Exercise goal:
Give back the data below exactly as it was given.

[Exercise inputs]

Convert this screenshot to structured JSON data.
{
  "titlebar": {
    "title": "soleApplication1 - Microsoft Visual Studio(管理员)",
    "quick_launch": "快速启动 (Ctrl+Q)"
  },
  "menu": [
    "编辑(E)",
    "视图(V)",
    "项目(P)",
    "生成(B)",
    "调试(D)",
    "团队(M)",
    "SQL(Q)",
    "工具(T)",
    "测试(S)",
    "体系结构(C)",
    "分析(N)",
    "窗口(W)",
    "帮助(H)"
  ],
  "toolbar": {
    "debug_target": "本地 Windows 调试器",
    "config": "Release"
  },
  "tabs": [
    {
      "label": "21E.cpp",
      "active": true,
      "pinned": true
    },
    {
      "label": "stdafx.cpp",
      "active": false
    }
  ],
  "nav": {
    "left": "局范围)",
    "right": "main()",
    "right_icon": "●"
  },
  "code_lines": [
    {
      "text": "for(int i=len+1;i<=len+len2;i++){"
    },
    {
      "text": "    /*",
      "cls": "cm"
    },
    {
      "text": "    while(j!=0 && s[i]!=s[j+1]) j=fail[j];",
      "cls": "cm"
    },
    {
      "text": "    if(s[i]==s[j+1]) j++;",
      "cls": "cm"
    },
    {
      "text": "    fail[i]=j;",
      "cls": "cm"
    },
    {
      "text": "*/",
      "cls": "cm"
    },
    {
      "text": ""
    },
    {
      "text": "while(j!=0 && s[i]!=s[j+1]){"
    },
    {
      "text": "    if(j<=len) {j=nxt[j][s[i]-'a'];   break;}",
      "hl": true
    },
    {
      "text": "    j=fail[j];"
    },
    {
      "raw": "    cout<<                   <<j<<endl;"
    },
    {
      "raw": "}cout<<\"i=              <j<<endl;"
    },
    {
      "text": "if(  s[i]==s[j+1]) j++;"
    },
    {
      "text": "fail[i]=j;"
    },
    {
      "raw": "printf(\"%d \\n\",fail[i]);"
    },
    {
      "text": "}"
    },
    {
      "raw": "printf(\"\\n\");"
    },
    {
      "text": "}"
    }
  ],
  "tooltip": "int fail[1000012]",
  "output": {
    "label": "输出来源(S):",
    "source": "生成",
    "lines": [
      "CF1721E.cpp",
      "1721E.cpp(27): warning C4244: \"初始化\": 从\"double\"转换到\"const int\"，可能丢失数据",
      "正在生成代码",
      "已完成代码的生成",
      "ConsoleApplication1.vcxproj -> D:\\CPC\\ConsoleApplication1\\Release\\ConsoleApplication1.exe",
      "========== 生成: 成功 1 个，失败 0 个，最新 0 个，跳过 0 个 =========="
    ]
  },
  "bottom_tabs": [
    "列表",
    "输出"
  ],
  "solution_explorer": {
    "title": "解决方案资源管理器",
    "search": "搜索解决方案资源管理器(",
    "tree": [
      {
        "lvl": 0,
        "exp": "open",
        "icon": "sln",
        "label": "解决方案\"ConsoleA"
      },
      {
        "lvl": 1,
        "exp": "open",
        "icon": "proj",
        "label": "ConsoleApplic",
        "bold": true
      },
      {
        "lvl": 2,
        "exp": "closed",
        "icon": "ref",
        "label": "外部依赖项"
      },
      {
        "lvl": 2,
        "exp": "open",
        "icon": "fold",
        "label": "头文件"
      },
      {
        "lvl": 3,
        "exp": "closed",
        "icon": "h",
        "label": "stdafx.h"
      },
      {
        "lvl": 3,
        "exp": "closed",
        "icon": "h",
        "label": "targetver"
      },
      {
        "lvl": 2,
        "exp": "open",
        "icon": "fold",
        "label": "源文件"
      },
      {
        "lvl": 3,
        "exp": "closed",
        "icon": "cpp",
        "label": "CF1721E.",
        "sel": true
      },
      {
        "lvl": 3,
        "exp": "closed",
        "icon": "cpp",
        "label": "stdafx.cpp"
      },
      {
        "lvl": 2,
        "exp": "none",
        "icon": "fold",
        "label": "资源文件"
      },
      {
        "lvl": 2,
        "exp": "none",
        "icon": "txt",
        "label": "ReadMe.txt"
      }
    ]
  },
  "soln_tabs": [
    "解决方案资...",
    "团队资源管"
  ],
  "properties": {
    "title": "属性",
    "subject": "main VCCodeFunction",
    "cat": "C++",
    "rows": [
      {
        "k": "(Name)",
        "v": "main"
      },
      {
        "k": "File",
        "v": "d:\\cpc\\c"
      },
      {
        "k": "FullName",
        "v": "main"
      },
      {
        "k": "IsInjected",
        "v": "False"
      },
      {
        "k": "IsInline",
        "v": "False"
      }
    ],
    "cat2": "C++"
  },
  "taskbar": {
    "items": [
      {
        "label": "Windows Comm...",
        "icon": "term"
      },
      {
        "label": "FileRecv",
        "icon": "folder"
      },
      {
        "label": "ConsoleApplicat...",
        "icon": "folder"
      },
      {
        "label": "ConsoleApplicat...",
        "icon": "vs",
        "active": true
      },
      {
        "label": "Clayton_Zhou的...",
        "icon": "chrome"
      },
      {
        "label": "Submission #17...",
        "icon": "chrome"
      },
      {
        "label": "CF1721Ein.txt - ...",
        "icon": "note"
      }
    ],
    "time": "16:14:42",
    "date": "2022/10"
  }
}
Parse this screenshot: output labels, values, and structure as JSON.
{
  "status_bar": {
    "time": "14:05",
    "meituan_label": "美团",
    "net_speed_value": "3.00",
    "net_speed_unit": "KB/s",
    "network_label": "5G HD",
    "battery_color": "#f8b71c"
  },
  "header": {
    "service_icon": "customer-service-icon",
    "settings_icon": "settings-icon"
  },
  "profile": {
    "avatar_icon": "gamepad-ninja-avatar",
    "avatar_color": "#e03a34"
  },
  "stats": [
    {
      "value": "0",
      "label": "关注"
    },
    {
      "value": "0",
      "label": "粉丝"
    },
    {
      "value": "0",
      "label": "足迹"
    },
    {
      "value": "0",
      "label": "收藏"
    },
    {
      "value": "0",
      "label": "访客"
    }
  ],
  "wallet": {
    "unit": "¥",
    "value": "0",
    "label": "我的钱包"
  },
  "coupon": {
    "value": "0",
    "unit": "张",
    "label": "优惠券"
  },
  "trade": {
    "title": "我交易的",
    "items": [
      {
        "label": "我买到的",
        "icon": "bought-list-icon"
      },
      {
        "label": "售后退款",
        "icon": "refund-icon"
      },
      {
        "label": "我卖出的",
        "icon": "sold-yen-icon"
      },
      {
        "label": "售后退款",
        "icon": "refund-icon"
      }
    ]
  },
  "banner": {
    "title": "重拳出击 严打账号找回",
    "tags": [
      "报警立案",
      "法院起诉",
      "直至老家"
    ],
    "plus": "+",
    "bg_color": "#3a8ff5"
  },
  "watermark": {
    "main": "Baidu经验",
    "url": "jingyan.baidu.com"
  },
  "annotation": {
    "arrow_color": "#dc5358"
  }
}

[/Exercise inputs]

Solution for this exercise:
Convert this screenshot to structured JSON data.
{
  "titlebar": {
    "title": "soleApplication1 - Microsoft Visual Studio(管理员)",
    "quick_launch": "快速启动 (Ctrl+Q)"
  },
  "menu": [
    "编辑(E)",
    "视图(V)",
    "项目(P)",
    "生成(B)",
    "调试(D)",
    "团队(M)",
    "SQL(Q)",
    "工具(T)",
    "测试(S)",
    "体系结构(C)",
    "分析(N)",
    "窗口(W)",
    "帮助(H)"
  ],
  "toolbar": {
    "debug_target": "本地 Windows 调试器",
    "config": "Release"
  },
  "tabs": [
    {
      "label": "21E.cpp",
      "active": true,
      "pinned": true
    },
    {
      "label": "stdafx.cpp",
      "active": false
    }
  ],
  "nav": {
    "left": "局范围)",
    "right": "main()",
    "right_icon": "●"
  },
  "code_lines": [
    {
      "text": "for(int i=len+1;i<=len+len2;i++){"
    },
    {
      "text": "    /*",
      "cls": "cm"
    },
    {
      "text": "    while(j!=0 && s[i]!=s[j+1]) j=fail[j];",
      "cls": "cm"
    },
    {
      "text": "    if(s[i]==s[j+1]) j++;",
      "cls": "cm"
    },
    {
      "text": "    fail[i]=j;",
      "cls": "cm"
    },
    {
      "text": "*/",
      "cls": "cm"
    },
    {
      "text": ""
    },
    {
      "text": "while(j!=0 && s[i]!=s[j+1]){"
    },
    {
      "text": "    if(j<=len) {j=nxt[j][s[i]-'a'];   break;}",
      "hl": true
    },
    {
      "text": "    j=fail[j];"
    },
    {
      "raw": "    cout<<                   <<j<<endl;"
    },
    {
      "raw": "}cout<<\"i=              <j<<endl;"
    },
    {
      "text": "if(  s[i]==s[j+1]) j++;"
    },
    {
      "text": "fail[i]=j;"
    },
    {
      "raw": "printf(\"%d \\n\",fail[i]);"
    },
    {
      "text": "}"
    },
    {
      "raw": "printf(\"\\n\");"
    },
    {
      "text": "}"
    }
  ],
  "tooltip": "int fail[1000012]",
  "output": {
    "label": "输出来源(S):",
    "source": "生成",
    "lines": [
      "CF1721E.cpp",
      "1721E.cpp(27): warning C4244: \"初始化\": 从\"double\"转换到\"const int\"，可能丢失数据",
      "正在生成代码",
      "已完成代码的生成",
      "ConsoleApplication1.vcxproj -> D:\\CPC\\ConsoleApplication1\\Release\\ConsoleApplication1.exe",
      "========== 生成: 成功 1 个，失败 0 个，最新 0 个，跳过 0 个 =========="
    ]
  },
  "bottom_tabs": [
    "列表",
    "输出"
  ],
  "solution_explorer": {
    "title": "解决方案资源管理器",
    "search": "搜索解决方案资源管理器(",
    "tree": [
      {
        "lvl": 0,
        "exp": "open",
        "icon": "sln",
        "label": "解决方案\"ConsoleA"
      },
      {
        "lvl": 1,
        "exp": "open",
        "icon": "proj",
        "label": "ConsoleApplic",
        "bold": true
      },
      {
        "lvl": 2,
        "exp": "closed",
        "icon": "ref",
        "label": "外部依赖项"
      },
      {
        "lvl": 2,
        "exp": "open",
        "icon": "fold",
        "label": "头文件"
      },
      {
        "lvl": 3,
        "exp": "closed",
        "icon": "h",
        "label": "stdafx.h"
      },
      {
        "lvl": 3,
        "exp": "closed",
        "icon": "h",
        "label": "targetver"
      },
      {
        "lvl": 2,
        "exp": "open",
        "icon": "fold",
        "label": "源文件"
      },
      {
        "lvl": 3,
        "exp": "closed",
        "icon": "cpp",
        "label": "CF1721E.",
        "sel": true
      },
      {
        "lvl": 3,
        "exp": "closed",
        "icon": "cpp",
        "label": "stdafx.cpp"
      },
      {
        "lvl": 2,
        "exp": "none",
        "icon": "fold",
        "label": "资源文件"
      },
      {
        "lvl": 2,
        "exp": "none",
        "icon": "txt",
        "label": "ReadMe.txt"
      }
    ]
  },
  "soln_tabs": [
    "解决方案资...",
    "团队资源管"
  ],
  "properties": {
    "title": "属性",
    "subject": "main VCCodeFunction",
    "cat": "C++",
    "rows": [
      {
        "k": "(Name)",
        "v": "main"
      },
      {
        "k": "File",
        "v": "d:\\cpc\\c"
      },
      {
        "k": "FullName",
        "v": "main"
      },
      {
        "k": "IsInjected",
        "v": "False"
      },
      {
        "k": "IsInline",
        "v": "False"
      }
    ],
    "cat2": "C++"
  },
  "taskbar": {
    "items": [
      {
        "label": "Windows Comm...",
        "icon": "term"
      },
      {
        "label": "FileRecv",
        "icon": "folder"
      },
      {
        "label": "ConsoleApplicat...",
        "icon": "folder"
      },
      {
        "label": "ConsoleApplicat...",
        "icon": "vs",
        "active": true
      },
      {
        "label": "Clayton_Zhou的...",
        "icon": "chrome"
      },
      {
        "label": "Submission #17...",
        "icon": "chrome"
      },
      {
        "label": "CF1721Ein.txt - ...",
        "icon": "note"
      }
    ],
    "time": "16:14:42",
    "date": "2022/10"
  }
}
Parse this screenshot: output labels, values, and structure as JSON.
{
  "status_bar": {
    "time": "14:05",
    "meituan_label": "美团",
    "net_speed_value": "3.00",
    "net_speed_unit": "KB/s",
    "network_label": "5G HD",
    "battery_color": "#f8b71c"
  },
  "header": {
    "service_icon": "customer-service-icon",
    "settings_icon": "settings-icon"
  },
  "profile": {
    "avatar_icon": "gamepad-ninja-avatar",
    "avatar_color": "#e03a34"
  },
  "stats": [
    {
      "value": "0",
      "label": "关注"
    },
    {
      "value": "0",
      "label": "粉丝"
    },
    {
      "value": "0",
      "label": "足迹"
    },
    {
      "value": "0",
      "label": "收藏"
    },
    {
      "value": "0",
      "label": "访客"
    }
  ],
  "wallet": {
    "unit": "¥",
    "value": "0",
    "label": "我的钱包"
  },
  "coupon": {
    "value": "0",
    "unit": "张",
    "label": "优惠券"
  },
  "trade": {
    "title": "我交易的",
    "items": [
      {
        "label": "我买到的",
        "icon": "bought-list-icon"
      },
      {
        "label": "售后退款",
        "icon": "refund-icon"
      },
      {
        "label": "我卖出的",
        "icon": "sold-yen-icon"
      },
      {
        "label": "售后退款",
        "icon": "refund-icon"
      }
    ]
  },
  "banner": {
    "title": "重拳出击 严打账号找回",
    "tags": [
      "报警立案",
      "法院起诉",
      "直至老家"
    ],
    "plus": "+",
    "bg_color": "#3a8ff5"
  },
  "watermark": {
    "main": "Baidu经验",
    "url": "jingyan.baidu.com"
  },
  "annotation": {
    "arrow_color": "#dc5358"
  }
}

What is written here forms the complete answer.